1981 NL umpires Nick Colosi and Frank Pulli get in a shoving match with a TV crew and break a camera in a Phillies-Braves game. They’ll be fined for this.
1983 In the top of the 10th inning, three Toronto Blue Jays runners are picked off. Then in the bottom of the 10th, they lose on a walk-off homer by Lenn Sakata.
1983 Rickey Henderson steals a base for the 11th straight game, his longest such streak. He’s 20-for-38 with 19 steals and three caught stealings in that span.
1984 Twins slugging first baseman Kent Hrbek makes his big league debut.
1985 The Yankees sign amateur free agent Jim Leyritz.
1986 Aging slugger Darrell Evans has maybe the worst game of his career, going 0-for-4 with four Ks. He’ll do it again three weeks later.
1988 Dennis Eckersley has his worst relief stint ever. His line: 1 IP, 7 H, 5 R, 5 ER, 0 BB, and 1 K in a 7-6 A’s loss to the Yankees.
1989 Bert Blyleven ties a personal best with his 10th straight win.
1989 Pete Rose signs an agreement to be banned from baseball permanently.
1990 The Reds sign Ken Griffey Sr.
1992 Bob Wickman makes his big league debut.
1993 Kevin Reimer of the Brewers gets six hits in a game.
1993 The Padres scored 13 runs in the first inning in a 17-4 win over the Cardinals.
1994 The Yankees sign Cristian Guzman as an amateur free agent.
1995 Ken Griffey Jr. hits the first of five career walk-off home runs.
1997 Sammy Sosa hits his 200th career home run.
1997 Ryne Sandberg enjoys the last of 25 career multi-home run games.
1998 Arizona signs amateur free agent Vicente Padilla.
1999 Red Sox ace Pedro Martinez fans 15 Twins in eight innings work.
2000 In a rehab start, Tampa pitcher Tony Saunders breaks his arm throwing a wild pitch.
2001 Former slugger Hank Sauer dies at age 84. His poor defense kept him trapped in the Reds’ minor league system until he was 31 years old. (Most teams would’ve promoted him sooner, but Reds skipper Bill McKechnie prioritized defense over all else). Sauer had six 30-plus homer seasons anyway from 1948-54.
2002 Roberto Alomar hits his 200th career home run.
2002 Manny Ramirez gets on base in his 14th consecutive plate appearance, then makes an out, ending the streak.
2004 Bud Selig says he doubts big leaguers will ever play in the Olympics, as it’s just too disruptive to the pennant race.
2005 Mets prospect Mike Jacobs hits his fourth career home run in just his fourth career game. It’s all downhill from here for him, though.

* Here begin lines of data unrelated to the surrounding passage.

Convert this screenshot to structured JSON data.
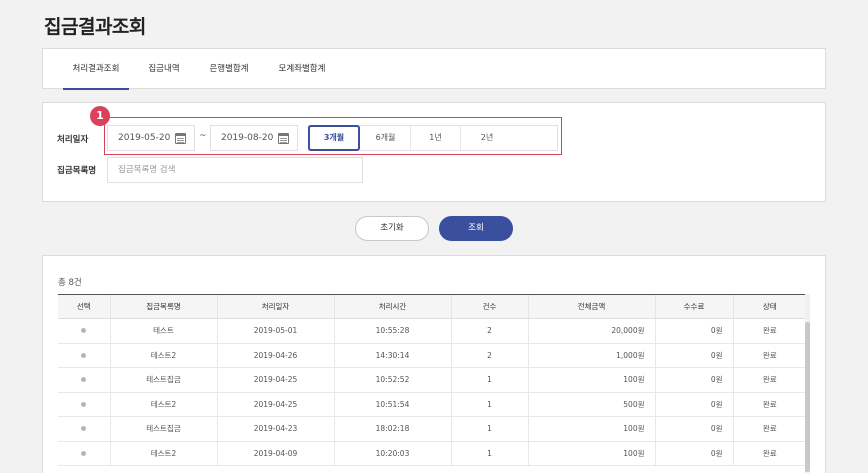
{
  "page": {
    "title": "집금결과조회"
  },
  "tabs": [
    {
      "label": "처리결과조회",
      "active": true
    },
    {
      "label": "집금내역",
      "active": false
    },
    {
      "label": "은행별합계",
      "active": false
    },
    {
      "label": "모계좌별합계",
      "active": false
    }
  ],
  "filter": {
    "badge": "1",
    "date_label": "처리일자",
    "start_date": "2019-05-20",
    "tilde": "~",
    "end_date": "2019-08-20",
    "periods": [
      {
        "label": "3개월",
        "active": true
      },
      {
        "label": "6개월",
        "active": false
      },
      {
        "label": "1년",
        "active": false
      },
      {
        "label": "2년",
        "active": false
      }
    ],
    "item_label": "집금목록명",
    "item_placeholder": "집금목록명 검색"
  },
  "buttons": {
    "reset": "초기화",
    "search": "조회"
  },
  "result": {
    "total": "총 8건",
    "columns": [
      "선택",
      "집금목록명",
      "처리일자",
      "처리시간",
      "건수",
      "전체금액",
      "수수료",
      "상태"
    ],
    "rows": [
      {
        "name": "테스트",
        "date": "2019-05-01",
        "time": "10:55:28",
        "count": "2",
        "amount": "20,000원",
        "fee": "0원",
        "status": "완료"
      },
      {
        "name": "테스트2",
        "date": "2019-04-26",
        "time": "14:30:14",
        "count": "2",
        "amount": "1,000원",
        "fee": "0원",
        "status": "완료"
      },
      {
        "name": "테스트집금",
        "date": "2019-04-25",
        "time": "10:52:52",
        "count": "1",
        "amount": "100원",
        "fee": "0원",
        "status": "완료"
      },
      {
        "name": "테스트2",
        "date": "2019-04-25",
        "time": "10:51:54",
        "count": "1",
        "amount": "500원",
        "fee": "0원",
        "status": "완료"
      },
      {
        "name": "테스트집금",
        "date": "2019-04-23",
        "time": "18:02:18",
        "count": "1",
        "amount": "100원",
        "fee": "0원",
        "status": "완료"
      },
      {
        "name": "테스트2",
        "date": "2019-04-09",
        "time": "10:20:03",
        "count": "1",
        "amount": "100원",
        "fee": "0원",
        "status": "완료"
      }
    ]
  },
  "colors": {
    "accent": "#3a4f9e",
    "highlight": "#d9425a"
  }
}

2006 Sean Casey grounds out …. to left field. He thinks his line drive is caught by the third baseman, but it goes to left, resulting in the rare 5-7-3 ground out.
2007 The Dodgers sign free agent pitcher David Wells.

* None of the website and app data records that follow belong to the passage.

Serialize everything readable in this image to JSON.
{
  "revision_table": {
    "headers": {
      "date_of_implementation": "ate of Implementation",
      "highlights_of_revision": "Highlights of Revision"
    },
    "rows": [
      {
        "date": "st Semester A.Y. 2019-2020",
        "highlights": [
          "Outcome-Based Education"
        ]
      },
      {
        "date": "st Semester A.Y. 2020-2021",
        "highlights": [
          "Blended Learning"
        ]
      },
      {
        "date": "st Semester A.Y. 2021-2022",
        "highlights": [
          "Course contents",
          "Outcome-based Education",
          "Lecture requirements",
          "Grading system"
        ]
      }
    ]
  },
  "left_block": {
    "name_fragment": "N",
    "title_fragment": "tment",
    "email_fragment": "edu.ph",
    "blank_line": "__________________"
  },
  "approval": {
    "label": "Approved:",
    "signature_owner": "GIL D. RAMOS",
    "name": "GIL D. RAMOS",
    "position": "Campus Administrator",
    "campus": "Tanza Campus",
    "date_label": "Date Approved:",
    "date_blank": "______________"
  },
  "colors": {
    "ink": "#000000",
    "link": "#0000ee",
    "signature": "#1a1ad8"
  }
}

2008 An estimated crowd of 347 attends the first game of a Reds-Marlins doubleheader. The official attendance is 22,505, but more are there for game two and plenty just stay home.

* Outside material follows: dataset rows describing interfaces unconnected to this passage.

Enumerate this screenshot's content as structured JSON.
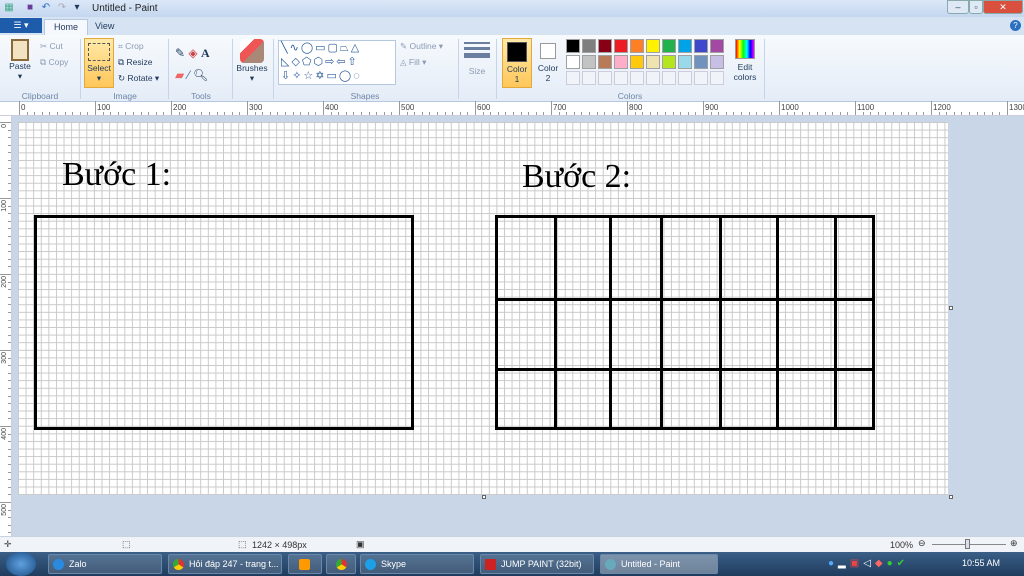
{
  "window": {
    "title": "Untitled - Paint"
  },
  "tabs": [
    {
      "label": "Home"
    },
    {
      "label": "View"
    }
  ],
  "clipboard": {
    "group": "Clipboard",
    "paste": "Paste",
    "cut": "Cut",
    "copy": "Copy"
  },
  "image": {
    "group": "Image",
    "select": "Select",
    "crop": "Crop",
    "resize": "Resize",
    "rotate": "Rotate"
  },
  "tools": {
    "group": "Tools"
  },
  "brushes": {
    "label": "Brushes"
  },
  "shapes": {
    "group": "Shapes",
    "outline": "Outline",
    "fill": "Fill"
  },
  "size": {
    "label": "Size"
  },
  "colors": {
    "group": "Colors",
    "color1": "Color 1",
    "color2": "Color 2",
    "edit": "Edit colors",
    "color1_value": "#000000",
    "color2_value": "#ffffff",
    "palette": [
      "#000000",
      "#7f7f7f",
      "#880015",
      "#ed1c24",
      "#ff7f27",
      "#fff200",
      "#22b14c",
      "#00a2e8",
      "#3f48cc",
      "#a349a4",
      "#ffffff",
      "#c3c3c3",
      "#b97a57",
      "#ffaec9",
      "#ffc90e",
      "#efe4b0",
      "#b5e61d",
      "#99d9ea",
      "#7092be",
      "#c8bfe7"
    ]
  },
  "canvas": {
    "step1": "Bước 1:",
    "step2": "Bước 2:"
  },
  "status": {
    "dimensions": "1242 × 498px",
    "zoom": "100%"
  },
  "taskbar": {
    "items": [
      {
        "label": "Zalo"
      },
      {
        "label": "Hỏi đáp 247 - trang t..."
      },
      {
        "label": "Skype"
      },
      {
        "label": "JUMP PAINT (32bit)"
      },
      {
        "label": "Untitled - Paint"
      }
    ],
    "clock": "10:55 AM"
  }
}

2009 Ryan Spilborghs hits a walk-off grand slam in the bottom of the 14th for a 6-4 Rockies win over the Giants.
2009 One time hot prospect pitcher Adam Eaton appears in his last game.
2010 A marathon Phillies-Astros game has Roy Oswalt playing in left by the 16th inning for Philadelphia. Houston wins, 4-2 in 16 frames.
2010 A skydiver gets stuck on a flagpole at The Ballpark in Arlington during a pregame jump.
2011 Paul Konerko gets his 2,000th career hit.
2011 Longtime Orioles franchise mainstay Mike Flanagan commits suicide at age 59.
2012 In their first game since a big trade that sent several high profile players to the Dodgers, the Red Sox blow a 9-3 lead to the Royals, falling 10-9 in 12 innings.
2012 A walk-off collision? Yup. The Mariners-White Sox games has a wild, wild ninth inning. The Sox enter the ninth leading 7-2, but the Mariners rally with sixth in the top of the ninth for an 8-7 win. The Sox don’t back down, scoring two in the bottom of the frame for the win, with the winning run scoring on a collision by two Seattle outfielders. Oops.